  • Michele

    All this is doing to shifting a problem into a much MUCH more larger & dangerous problem. And of course these ass hole organizations that don’t know anything except what they choose to comprehend that day are destroying lives. There are thousands of people in Oklahoma that are taking narcotic prescription drugs so they can function & not be a drain on society. A very dear friend of mine was diagnosed with RA at 24, she could walk only with the assistance of a cane at 25. If it weren’t for pain medication, she would be sitting at home collecting disability & living off the system. She’s been functional & able to work (until recently) thanks to pain medication that her doctor recently stopped prescribing her without cause…other than “it’s too time consuming to check patient records”. AKA, “I don’t want to get in trouble for nothing by the DEA.”
    Just like there are thousands of Oklahomans that have allergy problems and need decongestants. These laws mainly hurt the honest people out there that need help. I heard on the news this big victory on the decline on prescription drug “abuse”. What Fox news later revealed was that “decrease” happened in conjunction with a 30% increase in middle aged, middle class women using heroin. Is forcing people to street drugs really a “victory”? Thank you America, thank you Oklahoma….you have now pushed, thrown, forced people who need a physicians help to improve their quality of life….so they don’t become a “drain on society”, to street drugs….from buying narcotics off the street. Great job. Thumbs up. I hope you all give yourself a BIG pat on the back….or as I would prefer, a swift kick to your ass!

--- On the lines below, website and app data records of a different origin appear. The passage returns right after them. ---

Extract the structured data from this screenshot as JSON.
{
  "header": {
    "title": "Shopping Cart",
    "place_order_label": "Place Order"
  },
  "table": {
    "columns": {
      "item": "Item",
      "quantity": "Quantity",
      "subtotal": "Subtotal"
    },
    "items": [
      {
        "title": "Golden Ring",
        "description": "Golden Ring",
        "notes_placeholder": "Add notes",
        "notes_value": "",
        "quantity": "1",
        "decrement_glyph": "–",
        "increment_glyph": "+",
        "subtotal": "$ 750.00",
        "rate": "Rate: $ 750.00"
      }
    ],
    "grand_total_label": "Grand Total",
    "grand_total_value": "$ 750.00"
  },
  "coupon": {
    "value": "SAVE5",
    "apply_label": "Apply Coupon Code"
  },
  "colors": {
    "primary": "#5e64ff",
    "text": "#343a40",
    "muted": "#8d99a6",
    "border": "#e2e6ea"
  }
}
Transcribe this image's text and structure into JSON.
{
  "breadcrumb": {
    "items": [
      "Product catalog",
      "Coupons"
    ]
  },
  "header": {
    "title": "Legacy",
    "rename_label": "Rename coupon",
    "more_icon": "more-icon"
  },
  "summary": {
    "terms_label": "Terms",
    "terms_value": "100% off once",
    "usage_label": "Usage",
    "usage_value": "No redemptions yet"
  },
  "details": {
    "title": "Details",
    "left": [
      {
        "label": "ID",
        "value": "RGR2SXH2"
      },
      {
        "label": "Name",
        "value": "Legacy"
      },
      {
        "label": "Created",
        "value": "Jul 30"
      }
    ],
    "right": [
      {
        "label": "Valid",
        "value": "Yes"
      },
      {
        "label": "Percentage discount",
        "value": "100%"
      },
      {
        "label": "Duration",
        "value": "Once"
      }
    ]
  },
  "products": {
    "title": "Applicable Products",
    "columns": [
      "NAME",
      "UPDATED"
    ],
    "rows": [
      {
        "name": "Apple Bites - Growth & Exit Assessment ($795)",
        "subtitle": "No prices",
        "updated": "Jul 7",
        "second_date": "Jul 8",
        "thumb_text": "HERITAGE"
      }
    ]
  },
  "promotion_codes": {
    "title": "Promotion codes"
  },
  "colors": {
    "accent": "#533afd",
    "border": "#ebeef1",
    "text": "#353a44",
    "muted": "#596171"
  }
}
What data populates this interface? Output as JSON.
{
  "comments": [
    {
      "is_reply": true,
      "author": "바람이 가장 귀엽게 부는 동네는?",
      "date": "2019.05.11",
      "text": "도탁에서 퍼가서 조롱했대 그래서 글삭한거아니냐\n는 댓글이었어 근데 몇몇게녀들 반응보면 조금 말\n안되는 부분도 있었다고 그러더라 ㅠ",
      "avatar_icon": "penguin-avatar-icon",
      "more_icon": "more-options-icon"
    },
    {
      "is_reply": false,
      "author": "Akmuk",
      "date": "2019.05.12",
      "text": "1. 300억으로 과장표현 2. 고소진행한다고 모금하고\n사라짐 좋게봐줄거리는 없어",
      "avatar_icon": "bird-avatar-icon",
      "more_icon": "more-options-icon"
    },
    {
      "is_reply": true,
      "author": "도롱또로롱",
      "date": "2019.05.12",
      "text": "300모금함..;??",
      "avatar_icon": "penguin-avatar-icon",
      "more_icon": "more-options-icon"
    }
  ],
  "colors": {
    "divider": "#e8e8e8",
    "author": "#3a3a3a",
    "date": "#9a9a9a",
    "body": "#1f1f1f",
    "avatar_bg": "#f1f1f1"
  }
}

    • Jennurse79

      Absolutely agree 100%. Just wait until the heroin hits the state. I just moved back from Pennsylvania and it was a huge huge problem there. My kids couldn’t walk to the corner store without being approached by someone selling.
      I am a fibromyalgia patient, RA sufferer, and have just completed radiation therapy for my cancer – guess what…. My genius physician has refused to give me anything for pain. It’s not ok to punish the one’s who need help!!

  • bye mary fallin 2018

    mary fallin is a self exobing selfish republican who dosnt know how to govern she couldnt even pass the medcaid extention act cus shes only for the rich she got only 3 more years and then we get a real true governor not a slut whore whos for the rich . she only cares about the people that bought her out who put the bitch into office.

  • T

    My husband and I are both taking pain meds. We see the same doctor. I’m on disability and he is insured thru his company EACH month our doctor has us take a urine analysis that cost $500 each plus office visit. However, should one of us need an injection, then the UA cost $45 dollars. So our out of pocket for one month for a UA is $1000. Listen you that want to control , or as you say stop, drug abuse YOU CAN’T. Those that abuse will always abuse and those of us who don’t will ALWAYS PAY the price for you guys to feel good about yourself. How about putting a cap on how much and how often a doc may charge for a UA or an office visit or a damn injection. The rich get richer, greedier and dumber.

  • T

    Please help the law abiding citizens. Stop telling my doc what he can and can’t do. Instead set up a hot line and you will get the abusers without making the rest of us pay the price. Thanks